_Problem to work on_
Would you print every entry below exactly as written, omitting the images?

_Records provided_
* * * * *

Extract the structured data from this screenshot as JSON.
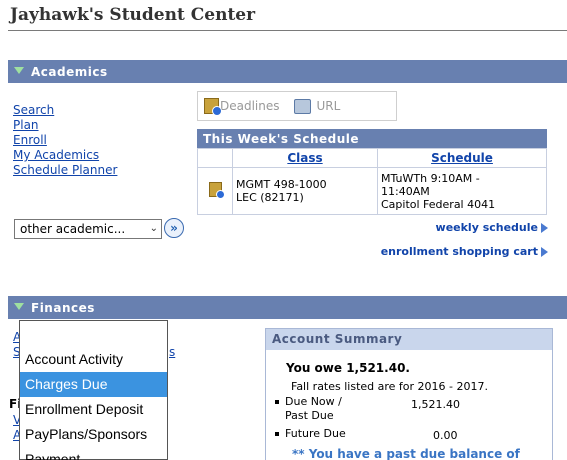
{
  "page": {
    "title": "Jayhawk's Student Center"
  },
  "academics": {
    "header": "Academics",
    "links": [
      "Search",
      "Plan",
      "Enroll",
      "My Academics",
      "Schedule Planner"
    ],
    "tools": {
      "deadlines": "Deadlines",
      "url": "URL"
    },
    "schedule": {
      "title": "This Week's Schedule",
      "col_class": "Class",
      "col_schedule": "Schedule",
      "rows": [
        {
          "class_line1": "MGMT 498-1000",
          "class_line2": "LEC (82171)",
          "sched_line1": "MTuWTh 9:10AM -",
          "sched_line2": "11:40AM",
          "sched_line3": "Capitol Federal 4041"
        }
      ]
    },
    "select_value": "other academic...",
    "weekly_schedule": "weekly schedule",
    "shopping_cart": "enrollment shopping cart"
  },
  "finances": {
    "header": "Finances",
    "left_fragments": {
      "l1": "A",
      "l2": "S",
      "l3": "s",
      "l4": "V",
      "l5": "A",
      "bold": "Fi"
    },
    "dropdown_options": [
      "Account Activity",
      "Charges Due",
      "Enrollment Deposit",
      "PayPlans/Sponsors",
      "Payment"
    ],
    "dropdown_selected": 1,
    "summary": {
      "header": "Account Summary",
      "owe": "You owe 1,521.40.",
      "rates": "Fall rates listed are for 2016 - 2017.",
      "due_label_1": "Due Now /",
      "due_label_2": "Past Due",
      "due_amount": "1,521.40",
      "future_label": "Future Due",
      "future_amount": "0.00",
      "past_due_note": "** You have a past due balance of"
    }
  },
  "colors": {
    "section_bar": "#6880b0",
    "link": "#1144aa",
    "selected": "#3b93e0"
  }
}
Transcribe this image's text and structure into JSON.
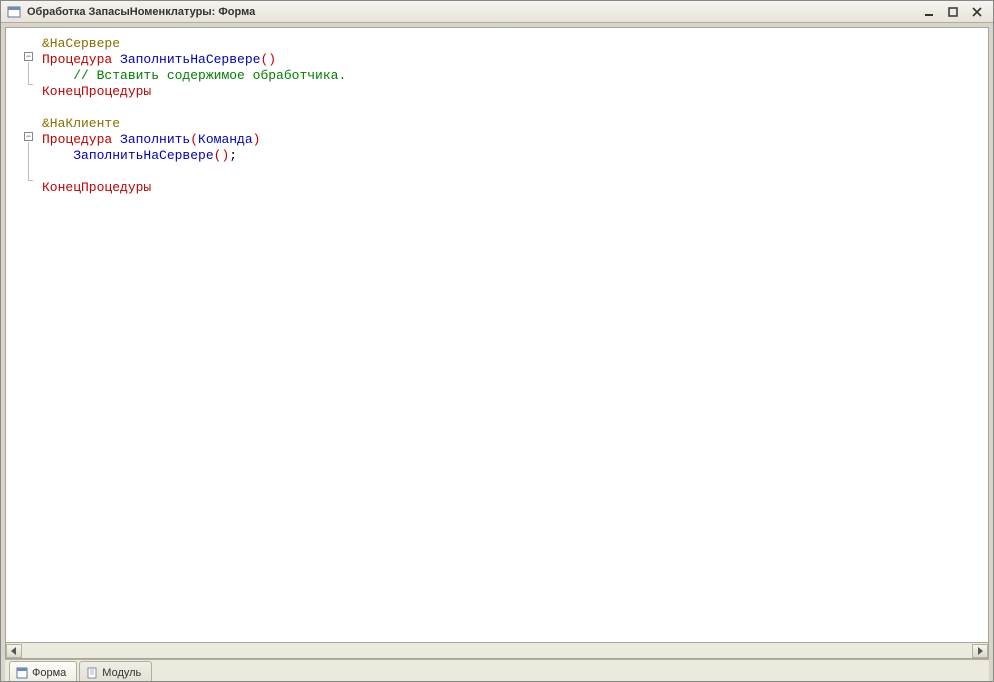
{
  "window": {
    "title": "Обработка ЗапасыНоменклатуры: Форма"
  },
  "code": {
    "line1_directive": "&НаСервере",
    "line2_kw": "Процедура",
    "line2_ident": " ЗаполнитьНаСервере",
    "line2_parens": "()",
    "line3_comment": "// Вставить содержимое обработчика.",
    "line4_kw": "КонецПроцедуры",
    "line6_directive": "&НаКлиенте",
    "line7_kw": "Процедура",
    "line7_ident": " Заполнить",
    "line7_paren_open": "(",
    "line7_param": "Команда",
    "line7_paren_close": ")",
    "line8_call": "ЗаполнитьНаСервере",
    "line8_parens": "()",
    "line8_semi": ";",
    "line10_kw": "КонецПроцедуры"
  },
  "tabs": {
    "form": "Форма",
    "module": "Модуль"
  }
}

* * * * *

_Answer to the exercise_
Extract the structured data from this screenshot as JSON.
{
  "page": {
    "title": "Jayhawk's Student Center"
  },
  "academics": {
    "header": "Academics",
    "links": [
      "Search",
      "Plan",
      "Enroll",
      "My Academics",
      "Schedule Planner"
    ],
    "tools": {
      "deadlines": "Deadlines",
      "url": "URL"
    },
    "schedule": {
      "title": "This Week's Schedule",
      "col_class": "Class",
      "col_schedule": "Schedule",
      "rows": [
        {
          "class_line1": "MGMT 498-1000",
          "class_line2": "LEC (82171)",
          "sched_line1": "MTuWTh 9:10AM -",
          "sched_line2": "11:40AM",
          "sched_line3": "Capitol Federal 4041"
        }
      ]
    },
    "select_value": "other academic...",
    "weekly_schedule": "weekly schedule",
    "shopping_cart": "enrollment shopping cart"
  },
  "finances": {
    "header": "Finances",
    "left_fragments": {
      "l1": "A",
      "l2": "S",
      "l3": "s",
      "l4": "V",
      "l5": "A",
      "bold": "Fi"
    },
    "dropdown_options": [
      "Account Activity",
      "Charges Due",
      "Enrollment Deposit",
      "PayPlans/Sponsors",
      "Payment"
    ],
    "dropdown_selected": 1,
    "summary": {
      "header": "Account Summary",
      "owe": "You owe 1,521.40.",
      "rates": "Fall rates listed are for 2016 - 2017.",
      "due_label_1": "Due Now /",
      "due_label_2": "Past Due",
      "due_amount": "1,521.40",
      "future_label": "Future Due",
      "future_amount": "0.00",
      "past_due_note": "** You have a past due balance of"
    }
  },
  "colors": {
    "section_bar": "#6880b0",
    "link": "#1144aa",
    "selected": "#3b93e0"
  }
}
Transcribe this image's text and structure into JSON.
{
  "window": {
    "title": "Обработка ЗапасыНоменклатуры: Форма"
  },
  "code": {
    "line1_directive": "&НаСервере",
    "line2_kw": "Процедура",
    "line2_ident": " ЗаполнитьНаСервере",
    "line2_parens": "()",
    "line3_comment": "// Вставить содержимое обработчика.",
    "line4_kw": "КонецПроцедуры",
    "line6_directive": "&НаКлиенте",
    "line7_kw": "Процедура",
    "line7_ident": " Заполнить",
    "line7_paren_open": "(",
    "line7_param": "Команда",
    "line7_paren_close": ")",
    "line8_call": "ЗаполнитьНаСервере",
    "line8_parens": "()",
    "line8_semi": ";",
    "line10_kw": "КонецПроцедуры"
  },
  "tabs": {
    "form": "Форма",
    "module": "Модуль"
  }
}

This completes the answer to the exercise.